There is, moreover, the specter of communal violence, which can flare up at any time as it has done in the past, most notably in the Koshh incident.
A few analytical remarks on the feelings of unease that these issues engender among the Copts may be useful here.
First, with regard to the general climate which breeds a spirit of hateful fanaticism, this did not come about by a governmental decree or a political decision, but was a natural result of the defeat of the Egyptian revival project, especially after the June 1967 debacle. The vacuum was quickly filled up by a fundamentalist ideology and culture, which put itself forward as an alternative to the movement for a new Egyptian awakening. With the spread of the cultural values of this trend (whose members committed many crimes, most notably the assassination of Anwar Sadat), the general climate fell prey to the forces of conservatism and regression which inevitably bred a situation of hostility towards the Copts. As a noted Egyptian intellectual once put it, whenever the revival project is defeated in Egypt, this has negative repercussions on two groups of Egyptians: women and Copts. The opposite is equally true; in a vital and dynamic cultural climate, the attitude towards these two groups is enlightened and in keeping with the values of civilization and progress. It may be unfair to blame the current regime for creating an environment which breeds fanaticism and allows the resurgence of religious intolerance, with the attendant risk of communal violence. However, it is a fact that the government could have done, and can still do much to limit the dangerous polarization that has come to characterize the cultural climate in Egypt today. To that end, it must adopt a policy aimed at the positive reinforcement of a culture of religious tolerance to replace the spirit of fanaticism threatening us all. While educational curricula and information media are the right place to start, we must not forget the importance of religious pulpits in shaping public perceptions. For there can be no hope of progress if Islamic religious institutions oppose a cultural project aimed at eradicating the spirit of religious intolerance which has taken hold in our society. This is why Al-Azhar must follow the vision of the regime, not the other way round. To leave matters to the men of religion is to accept the spread of a theocratic culture; logic and experience prove that theocracy cannot possibly support a culture of tolerance and acceptance of the right of others to differ; neither can it accept the notion of unity through diversity.
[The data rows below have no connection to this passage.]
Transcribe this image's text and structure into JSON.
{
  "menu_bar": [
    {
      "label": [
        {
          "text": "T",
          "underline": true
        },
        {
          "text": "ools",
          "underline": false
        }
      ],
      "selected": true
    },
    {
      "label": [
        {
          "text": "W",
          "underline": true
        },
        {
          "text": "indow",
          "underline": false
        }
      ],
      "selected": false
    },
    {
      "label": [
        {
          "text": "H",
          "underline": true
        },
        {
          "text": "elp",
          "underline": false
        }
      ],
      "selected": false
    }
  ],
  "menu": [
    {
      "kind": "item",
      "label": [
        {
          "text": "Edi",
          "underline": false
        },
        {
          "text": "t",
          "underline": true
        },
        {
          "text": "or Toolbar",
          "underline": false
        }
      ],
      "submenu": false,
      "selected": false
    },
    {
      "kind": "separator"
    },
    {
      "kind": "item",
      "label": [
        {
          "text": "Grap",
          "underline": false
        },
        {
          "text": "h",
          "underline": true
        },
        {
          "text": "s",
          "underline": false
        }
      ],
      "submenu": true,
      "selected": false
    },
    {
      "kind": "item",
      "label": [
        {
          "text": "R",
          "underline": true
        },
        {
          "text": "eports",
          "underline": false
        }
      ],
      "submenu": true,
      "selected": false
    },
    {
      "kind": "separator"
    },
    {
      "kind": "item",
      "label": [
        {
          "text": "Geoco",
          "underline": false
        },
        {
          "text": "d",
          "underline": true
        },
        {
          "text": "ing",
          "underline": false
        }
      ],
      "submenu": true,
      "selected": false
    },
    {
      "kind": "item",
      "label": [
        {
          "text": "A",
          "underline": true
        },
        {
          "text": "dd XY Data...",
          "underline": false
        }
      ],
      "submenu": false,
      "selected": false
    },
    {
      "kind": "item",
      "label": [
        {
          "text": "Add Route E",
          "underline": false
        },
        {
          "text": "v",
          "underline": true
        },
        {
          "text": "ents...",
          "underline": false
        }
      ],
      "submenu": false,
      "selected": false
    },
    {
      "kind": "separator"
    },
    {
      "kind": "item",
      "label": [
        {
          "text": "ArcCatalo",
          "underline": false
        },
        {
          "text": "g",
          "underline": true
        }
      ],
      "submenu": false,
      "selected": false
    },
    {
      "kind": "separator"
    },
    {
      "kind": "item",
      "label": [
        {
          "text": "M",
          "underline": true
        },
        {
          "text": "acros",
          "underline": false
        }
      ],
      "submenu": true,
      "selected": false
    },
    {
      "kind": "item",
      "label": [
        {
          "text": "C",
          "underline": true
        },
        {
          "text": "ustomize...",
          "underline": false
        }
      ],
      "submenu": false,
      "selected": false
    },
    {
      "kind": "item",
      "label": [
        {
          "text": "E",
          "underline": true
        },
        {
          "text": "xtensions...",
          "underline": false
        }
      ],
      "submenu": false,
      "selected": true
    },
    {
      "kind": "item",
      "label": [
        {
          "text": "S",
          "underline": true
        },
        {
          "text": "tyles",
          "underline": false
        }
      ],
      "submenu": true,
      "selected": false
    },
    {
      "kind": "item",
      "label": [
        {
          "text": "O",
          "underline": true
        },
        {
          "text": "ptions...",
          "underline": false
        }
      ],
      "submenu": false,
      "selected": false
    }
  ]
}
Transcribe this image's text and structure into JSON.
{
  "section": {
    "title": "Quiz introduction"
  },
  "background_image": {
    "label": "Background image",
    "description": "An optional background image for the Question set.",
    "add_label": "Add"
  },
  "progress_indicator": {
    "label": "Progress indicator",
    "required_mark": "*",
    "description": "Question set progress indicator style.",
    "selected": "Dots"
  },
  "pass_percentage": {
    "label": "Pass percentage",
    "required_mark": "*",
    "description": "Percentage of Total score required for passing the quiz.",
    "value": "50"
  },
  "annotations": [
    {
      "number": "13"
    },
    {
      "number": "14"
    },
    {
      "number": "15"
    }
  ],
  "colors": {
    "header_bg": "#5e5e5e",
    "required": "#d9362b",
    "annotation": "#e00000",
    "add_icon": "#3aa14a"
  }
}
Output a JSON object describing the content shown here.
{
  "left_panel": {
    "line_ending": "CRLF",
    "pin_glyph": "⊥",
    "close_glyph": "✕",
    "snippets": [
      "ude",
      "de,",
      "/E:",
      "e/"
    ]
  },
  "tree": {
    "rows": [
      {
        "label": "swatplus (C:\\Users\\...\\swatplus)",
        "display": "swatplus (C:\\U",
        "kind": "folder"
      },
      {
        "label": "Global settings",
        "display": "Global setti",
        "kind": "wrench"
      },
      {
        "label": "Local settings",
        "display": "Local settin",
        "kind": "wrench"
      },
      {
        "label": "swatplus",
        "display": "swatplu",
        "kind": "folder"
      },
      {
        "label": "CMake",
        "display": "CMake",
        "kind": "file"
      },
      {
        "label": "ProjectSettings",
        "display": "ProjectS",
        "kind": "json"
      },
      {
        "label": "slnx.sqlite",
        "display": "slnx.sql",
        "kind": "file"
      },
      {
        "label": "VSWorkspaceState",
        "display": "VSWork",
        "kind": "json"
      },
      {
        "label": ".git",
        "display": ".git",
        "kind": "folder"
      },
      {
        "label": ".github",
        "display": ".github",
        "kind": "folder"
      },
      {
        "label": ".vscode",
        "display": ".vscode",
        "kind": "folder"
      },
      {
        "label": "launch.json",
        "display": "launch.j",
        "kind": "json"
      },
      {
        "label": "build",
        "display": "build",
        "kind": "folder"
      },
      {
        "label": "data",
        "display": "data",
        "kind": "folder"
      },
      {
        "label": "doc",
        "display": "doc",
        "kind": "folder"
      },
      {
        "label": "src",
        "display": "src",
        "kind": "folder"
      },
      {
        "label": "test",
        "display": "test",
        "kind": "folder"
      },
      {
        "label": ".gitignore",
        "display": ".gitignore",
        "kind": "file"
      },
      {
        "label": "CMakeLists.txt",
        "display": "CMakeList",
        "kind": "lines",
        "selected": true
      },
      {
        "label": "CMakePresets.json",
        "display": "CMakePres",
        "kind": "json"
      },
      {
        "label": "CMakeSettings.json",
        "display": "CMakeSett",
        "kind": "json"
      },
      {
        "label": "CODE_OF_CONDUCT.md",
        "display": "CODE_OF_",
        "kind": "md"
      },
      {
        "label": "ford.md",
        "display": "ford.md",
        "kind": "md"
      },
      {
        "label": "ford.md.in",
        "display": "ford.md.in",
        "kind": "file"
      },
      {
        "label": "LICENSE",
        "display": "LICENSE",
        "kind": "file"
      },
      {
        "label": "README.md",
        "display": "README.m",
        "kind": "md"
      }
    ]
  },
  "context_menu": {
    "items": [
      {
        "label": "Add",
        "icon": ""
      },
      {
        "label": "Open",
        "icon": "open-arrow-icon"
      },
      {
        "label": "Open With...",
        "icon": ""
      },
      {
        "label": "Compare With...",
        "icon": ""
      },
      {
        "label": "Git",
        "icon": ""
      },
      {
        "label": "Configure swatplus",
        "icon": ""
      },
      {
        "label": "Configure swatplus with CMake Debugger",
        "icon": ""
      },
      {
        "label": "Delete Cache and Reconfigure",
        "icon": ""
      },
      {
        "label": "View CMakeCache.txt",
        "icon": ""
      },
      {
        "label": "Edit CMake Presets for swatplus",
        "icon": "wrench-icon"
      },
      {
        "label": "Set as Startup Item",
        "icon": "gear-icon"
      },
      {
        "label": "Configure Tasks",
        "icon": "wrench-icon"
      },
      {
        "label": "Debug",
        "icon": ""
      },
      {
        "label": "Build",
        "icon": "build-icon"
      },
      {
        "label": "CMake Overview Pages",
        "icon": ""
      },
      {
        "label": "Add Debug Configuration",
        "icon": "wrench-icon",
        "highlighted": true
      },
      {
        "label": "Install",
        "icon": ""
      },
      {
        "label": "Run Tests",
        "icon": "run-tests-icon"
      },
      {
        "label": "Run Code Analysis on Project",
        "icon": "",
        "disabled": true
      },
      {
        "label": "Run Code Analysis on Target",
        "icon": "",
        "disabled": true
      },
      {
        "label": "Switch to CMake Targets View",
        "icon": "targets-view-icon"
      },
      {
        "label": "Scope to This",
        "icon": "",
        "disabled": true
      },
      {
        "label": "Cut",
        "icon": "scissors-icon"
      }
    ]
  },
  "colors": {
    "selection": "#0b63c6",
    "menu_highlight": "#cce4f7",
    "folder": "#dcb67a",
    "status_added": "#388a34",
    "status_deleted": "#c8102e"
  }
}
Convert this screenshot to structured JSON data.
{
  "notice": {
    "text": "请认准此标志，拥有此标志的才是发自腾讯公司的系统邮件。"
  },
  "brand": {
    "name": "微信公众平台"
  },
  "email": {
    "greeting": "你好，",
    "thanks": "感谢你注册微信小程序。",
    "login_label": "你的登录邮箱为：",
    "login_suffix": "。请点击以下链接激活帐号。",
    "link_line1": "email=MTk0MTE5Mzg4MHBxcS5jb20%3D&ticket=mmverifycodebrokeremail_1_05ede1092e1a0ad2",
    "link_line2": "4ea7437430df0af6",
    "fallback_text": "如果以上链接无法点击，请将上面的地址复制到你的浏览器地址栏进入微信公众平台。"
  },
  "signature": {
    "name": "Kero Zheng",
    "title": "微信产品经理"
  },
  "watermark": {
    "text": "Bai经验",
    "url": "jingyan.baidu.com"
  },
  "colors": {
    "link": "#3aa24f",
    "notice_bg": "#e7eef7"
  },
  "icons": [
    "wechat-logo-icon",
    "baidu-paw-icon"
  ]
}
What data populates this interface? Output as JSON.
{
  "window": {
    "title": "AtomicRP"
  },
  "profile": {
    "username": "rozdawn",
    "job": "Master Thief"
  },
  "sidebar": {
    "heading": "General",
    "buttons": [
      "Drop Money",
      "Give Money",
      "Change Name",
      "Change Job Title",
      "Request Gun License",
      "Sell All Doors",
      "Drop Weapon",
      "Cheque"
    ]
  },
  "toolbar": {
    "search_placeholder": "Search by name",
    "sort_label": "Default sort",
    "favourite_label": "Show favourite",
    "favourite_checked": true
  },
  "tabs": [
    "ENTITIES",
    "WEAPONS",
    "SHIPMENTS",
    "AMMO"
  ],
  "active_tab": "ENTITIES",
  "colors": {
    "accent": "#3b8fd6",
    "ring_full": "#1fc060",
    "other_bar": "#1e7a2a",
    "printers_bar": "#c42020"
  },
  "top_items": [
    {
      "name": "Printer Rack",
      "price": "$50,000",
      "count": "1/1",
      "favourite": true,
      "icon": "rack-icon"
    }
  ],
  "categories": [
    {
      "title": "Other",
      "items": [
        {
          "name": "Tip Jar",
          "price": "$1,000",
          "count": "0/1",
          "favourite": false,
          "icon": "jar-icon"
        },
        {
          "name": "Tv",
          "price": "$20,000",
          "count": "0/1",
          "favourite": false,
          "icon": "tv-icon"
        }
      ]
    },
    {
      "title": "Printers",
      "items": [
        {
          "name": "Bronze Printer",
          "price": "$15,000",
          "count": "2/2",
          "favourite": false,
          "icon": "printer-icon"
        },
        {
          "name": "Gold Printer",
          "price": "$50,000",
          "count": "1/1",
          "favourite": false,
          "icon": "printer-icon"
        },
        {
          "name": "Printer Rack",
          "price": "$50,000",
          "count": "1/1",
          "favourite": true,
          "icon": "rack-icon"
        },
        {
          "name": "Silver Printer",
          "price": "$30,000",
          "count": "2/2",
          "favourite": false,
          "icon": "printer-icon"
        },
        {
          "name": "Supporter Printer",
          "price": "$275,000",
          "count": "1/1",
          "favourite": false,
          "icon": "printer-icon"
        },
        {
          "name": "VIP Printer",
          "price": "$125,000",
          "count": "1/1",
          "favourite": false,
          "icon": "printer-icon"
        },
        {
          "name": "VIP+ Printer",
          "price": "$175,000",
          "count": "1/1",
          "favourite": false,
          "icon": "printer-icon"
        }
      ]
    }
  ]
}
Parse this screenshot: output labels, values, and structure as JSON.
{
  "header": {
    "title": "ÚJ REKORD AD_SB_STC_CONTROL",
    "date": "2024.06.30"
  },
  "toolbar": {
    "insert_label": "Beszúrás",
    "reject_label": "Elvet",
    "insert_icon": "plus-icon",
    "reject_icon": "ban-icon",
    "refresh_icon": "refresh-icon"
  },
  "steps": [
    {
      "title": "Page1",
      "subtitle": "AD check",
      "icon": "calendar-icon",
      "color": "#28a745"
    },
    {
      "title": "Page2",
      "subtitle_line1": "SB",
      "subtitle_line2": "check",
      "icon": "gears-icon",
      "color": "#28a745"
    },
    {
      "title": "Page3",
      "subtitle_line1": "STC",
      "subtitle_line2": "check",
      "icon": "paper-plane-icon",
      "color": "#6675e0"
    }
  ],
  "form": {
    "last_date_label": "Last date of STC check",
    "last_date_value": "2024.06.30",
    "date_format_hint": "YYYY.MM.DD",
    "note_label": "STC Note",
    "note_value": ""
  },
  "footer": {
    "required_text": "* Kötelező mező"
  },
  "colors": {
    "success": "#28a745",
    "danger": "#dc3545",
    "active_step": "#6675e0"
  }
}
I am well aware that what I propose is easier said than done, and that the Egyptian government faces a daunting challenge. But I also know that the role of any “leadership” (in the broad sense of the word; that is, the executive leaders), is to formulate a vision, and work towards achieving it. In order to succeed, they must lead, and not allow themselves to be led. It would be wrong to claim that the regime is by its nature unwilling to face up to the challenge, or that it is responsible for creating the ugly spirit of fanaticism that has come to pervade our society. However, it has turned a blind eye to this aberration for a long time, only slowly coming to realize that the ideology behind the culture of fanaticism is the main enemy of the regime. It is this ideology which spawned the assassins of Anwar Sadat, the would-be assassins of the Addis Ababa incident, and the perpetrators of many other crimes.